Exercise prompt
Below are the records; locate each line with the word "this" and copy it.

Data entries
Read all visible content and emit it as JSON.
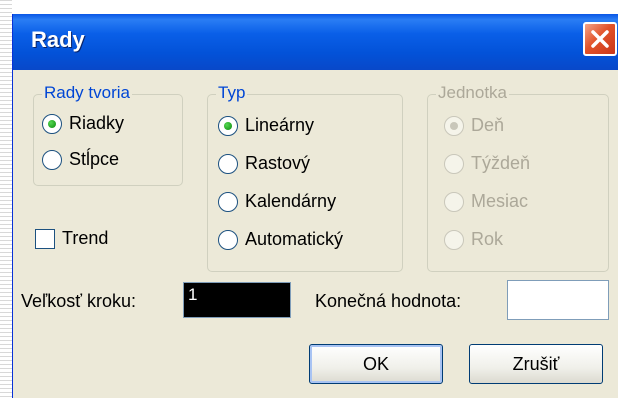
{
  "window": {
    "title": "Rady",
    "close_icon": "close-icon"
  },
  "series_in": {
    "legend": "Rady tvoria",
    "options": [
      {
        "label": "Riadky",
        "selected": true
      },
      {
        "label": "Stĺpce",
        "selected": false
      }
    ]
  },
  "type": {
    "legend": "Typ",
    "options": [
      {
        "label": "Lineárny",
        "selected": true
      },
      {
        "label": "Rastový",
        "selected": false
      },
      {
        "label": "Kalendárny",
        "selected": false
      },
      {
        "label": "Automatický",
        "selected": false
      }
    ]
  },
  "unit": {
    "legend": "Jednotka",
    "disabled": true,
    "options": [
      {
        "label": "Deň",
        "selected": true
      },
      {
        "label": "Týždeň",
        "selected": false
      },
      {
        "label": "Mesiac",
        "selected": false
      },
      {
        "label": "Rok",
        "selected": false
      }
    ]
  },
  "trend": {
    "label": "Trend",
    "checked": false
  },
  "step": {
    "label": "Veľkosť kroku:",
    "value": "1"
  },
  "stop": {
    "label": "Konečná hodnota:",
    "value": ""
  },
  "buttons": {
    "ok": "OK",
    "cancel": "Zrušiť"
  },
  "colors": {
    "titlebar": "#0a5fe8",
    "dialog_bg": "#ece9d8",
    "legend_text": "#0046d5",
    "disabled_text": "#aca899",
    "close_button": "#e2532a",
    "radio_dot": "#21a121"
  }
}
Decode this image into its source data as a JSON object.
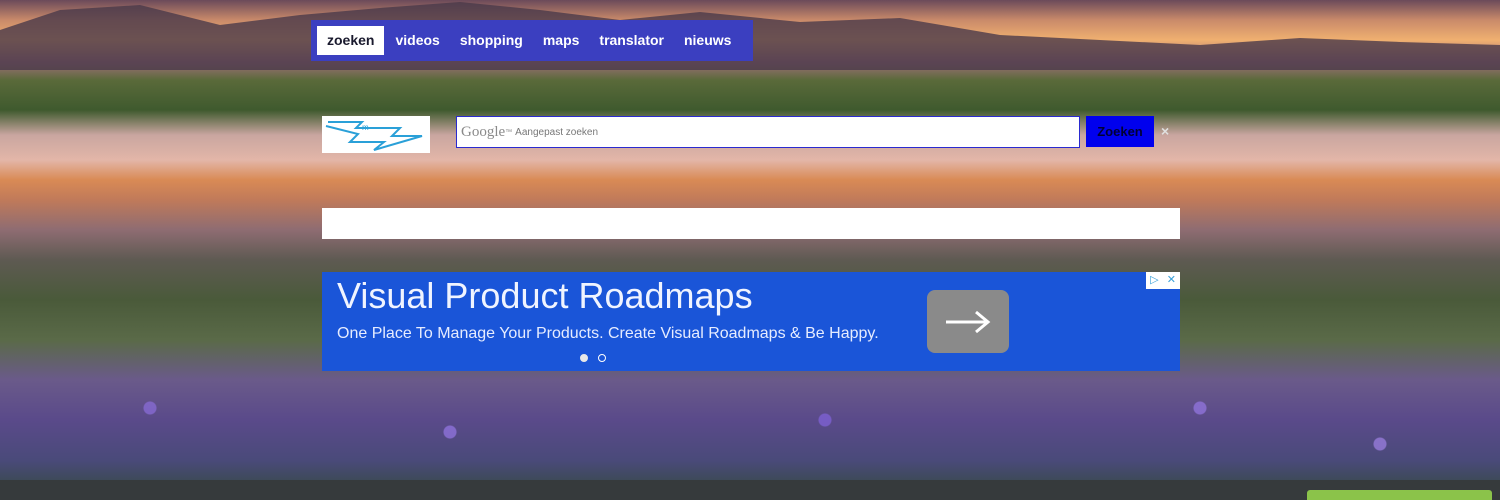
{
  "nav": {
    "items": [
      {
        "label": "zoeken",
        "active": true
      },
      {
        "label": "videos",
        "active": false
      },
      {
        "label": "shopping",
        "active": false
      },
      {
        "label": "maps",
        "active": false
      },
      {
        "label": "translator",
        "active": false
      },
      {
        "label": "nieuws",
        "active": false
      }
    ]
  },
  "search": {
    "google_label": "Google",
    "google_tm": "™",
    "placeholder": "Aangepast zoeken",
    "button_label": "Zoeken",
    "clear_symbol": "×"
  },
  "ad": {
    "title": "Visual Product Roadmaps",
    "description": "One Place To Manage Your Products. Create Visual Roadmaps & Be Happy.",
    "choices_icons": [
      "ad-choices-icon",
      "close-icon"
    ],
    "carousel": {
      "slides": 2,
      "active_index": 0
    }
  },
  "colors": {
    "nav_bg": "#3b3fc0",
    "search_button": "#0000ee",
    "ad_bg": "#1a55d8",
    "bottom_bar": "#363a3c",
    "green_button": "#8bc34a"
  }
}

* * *

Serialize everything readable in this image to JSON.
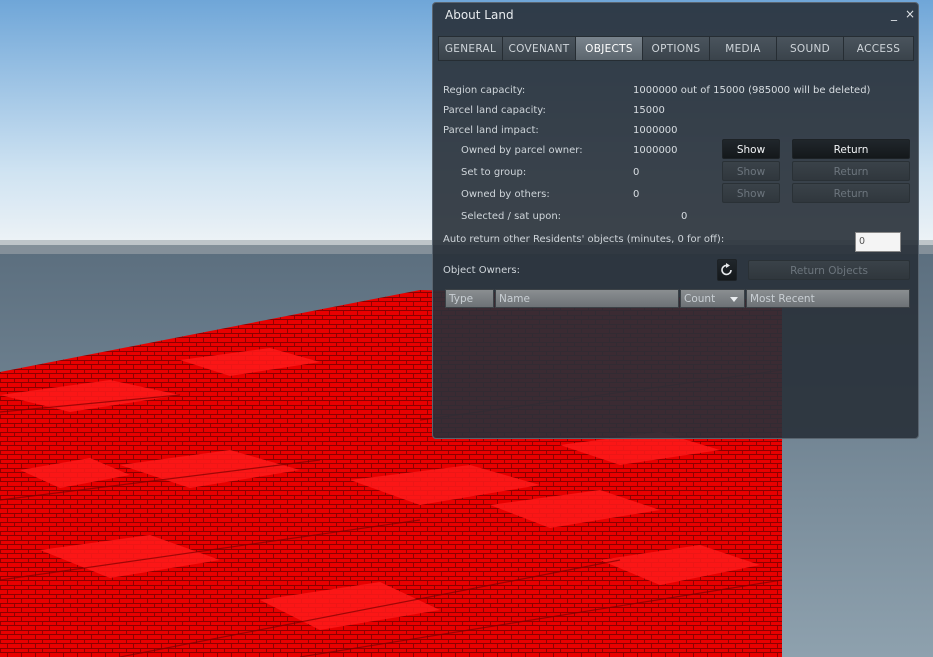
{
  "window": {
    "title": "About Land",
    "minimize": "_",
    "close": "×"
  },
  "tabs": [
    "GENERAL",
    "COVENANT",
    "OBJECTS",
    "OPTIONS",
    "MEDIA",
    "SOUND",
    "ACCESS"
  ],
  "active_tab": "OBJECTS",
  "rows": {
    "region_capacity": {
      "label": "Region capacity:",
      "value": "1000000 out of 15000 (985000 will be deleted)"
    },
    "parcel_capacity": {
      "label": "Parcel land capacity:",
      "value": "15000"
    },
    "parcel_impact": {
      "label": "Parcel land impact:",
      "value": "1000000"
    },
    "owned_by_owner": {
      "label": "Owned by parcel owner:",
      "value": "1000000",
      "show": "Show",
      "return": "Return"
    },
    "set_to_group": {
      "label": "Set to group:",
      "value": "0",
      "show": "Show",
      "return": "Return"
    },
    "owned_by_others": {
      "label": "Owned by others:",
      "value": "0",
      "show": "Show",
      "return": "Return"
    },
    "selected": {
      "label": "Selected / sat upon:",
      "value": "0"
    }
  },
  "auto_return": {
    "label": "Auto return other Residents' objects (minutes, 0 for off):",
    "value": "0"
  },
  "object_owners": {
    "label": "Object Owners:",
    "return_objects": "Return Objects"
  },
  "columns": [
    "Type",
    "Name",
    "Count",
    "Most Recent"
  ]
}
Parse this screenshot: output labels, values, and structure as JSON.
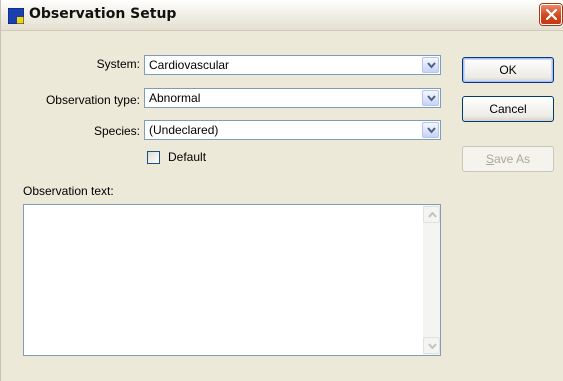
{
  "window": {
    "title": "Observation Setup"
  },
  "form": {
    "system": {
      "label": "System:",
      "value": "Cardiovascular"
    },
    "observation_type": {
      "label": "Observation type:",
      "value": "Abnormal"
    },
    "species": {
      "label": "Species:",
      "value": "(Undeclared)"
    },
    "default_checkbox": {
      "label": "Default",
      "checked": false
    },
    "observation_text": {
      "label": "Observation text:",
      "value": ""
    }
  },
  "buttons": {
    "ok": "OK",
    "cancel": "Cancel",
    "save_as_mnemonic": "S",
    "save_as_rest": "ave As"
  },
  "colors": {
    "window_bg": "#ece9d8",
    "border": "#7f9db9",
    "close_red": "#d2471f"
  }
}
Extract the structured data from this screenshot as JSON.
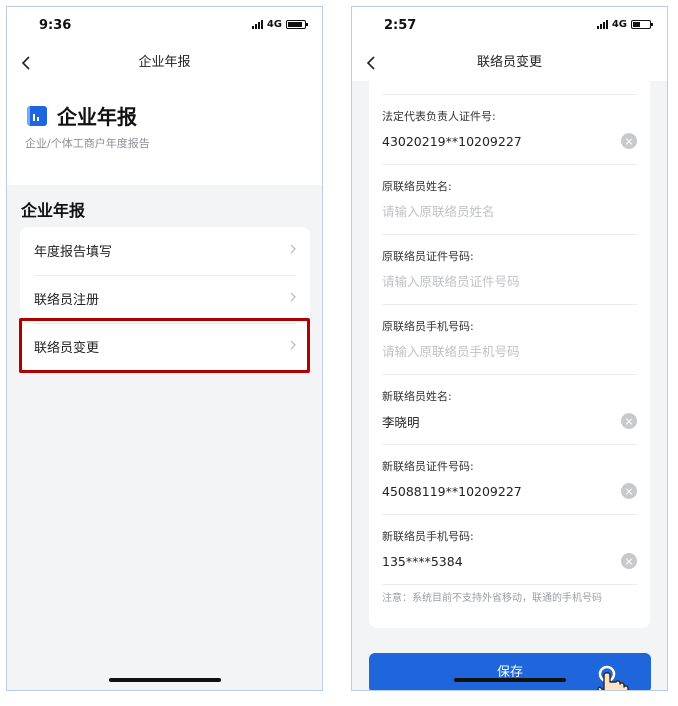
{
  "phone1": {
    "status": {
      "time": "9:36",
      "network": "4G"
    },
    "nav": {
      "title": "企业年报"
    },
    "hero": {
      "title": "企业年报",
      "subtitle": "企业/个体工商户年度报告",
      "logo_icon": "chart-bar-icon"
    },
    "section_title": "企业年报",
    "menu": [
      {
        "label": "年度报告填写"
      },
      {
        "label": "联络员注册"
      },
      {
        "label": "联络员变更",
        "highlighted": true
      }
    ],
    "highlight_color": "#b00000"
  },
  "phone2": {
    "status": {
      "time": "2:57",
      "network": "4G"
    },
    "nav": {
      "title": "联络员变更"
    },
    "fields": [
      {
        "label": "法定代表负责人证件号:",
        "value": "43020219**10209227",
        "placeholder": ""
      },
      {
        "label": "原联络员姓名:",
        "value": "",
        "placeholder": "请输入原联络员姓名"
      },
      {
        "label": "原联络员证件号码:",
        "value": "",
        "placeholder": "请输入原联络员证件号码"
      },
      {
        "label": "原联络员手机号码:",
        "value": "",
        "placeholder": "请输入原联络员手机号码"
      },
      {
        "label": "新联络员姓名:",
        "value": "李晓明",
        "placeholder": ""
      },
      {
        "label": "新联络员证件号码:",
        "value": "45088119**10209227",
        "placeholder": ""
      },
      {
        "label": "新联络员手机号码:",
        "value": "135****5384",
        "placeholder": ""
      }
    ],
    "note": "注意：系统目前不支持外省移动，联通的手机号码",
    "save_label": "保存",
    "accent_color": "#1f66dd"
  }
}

Response below
Decode this image into its source data as a JSON object.
Serialize everything readable in this image to JSON.
Parse this screenshot: output labels, values, and structure as JSON.
Extract the structured data from this screenshot as JSON.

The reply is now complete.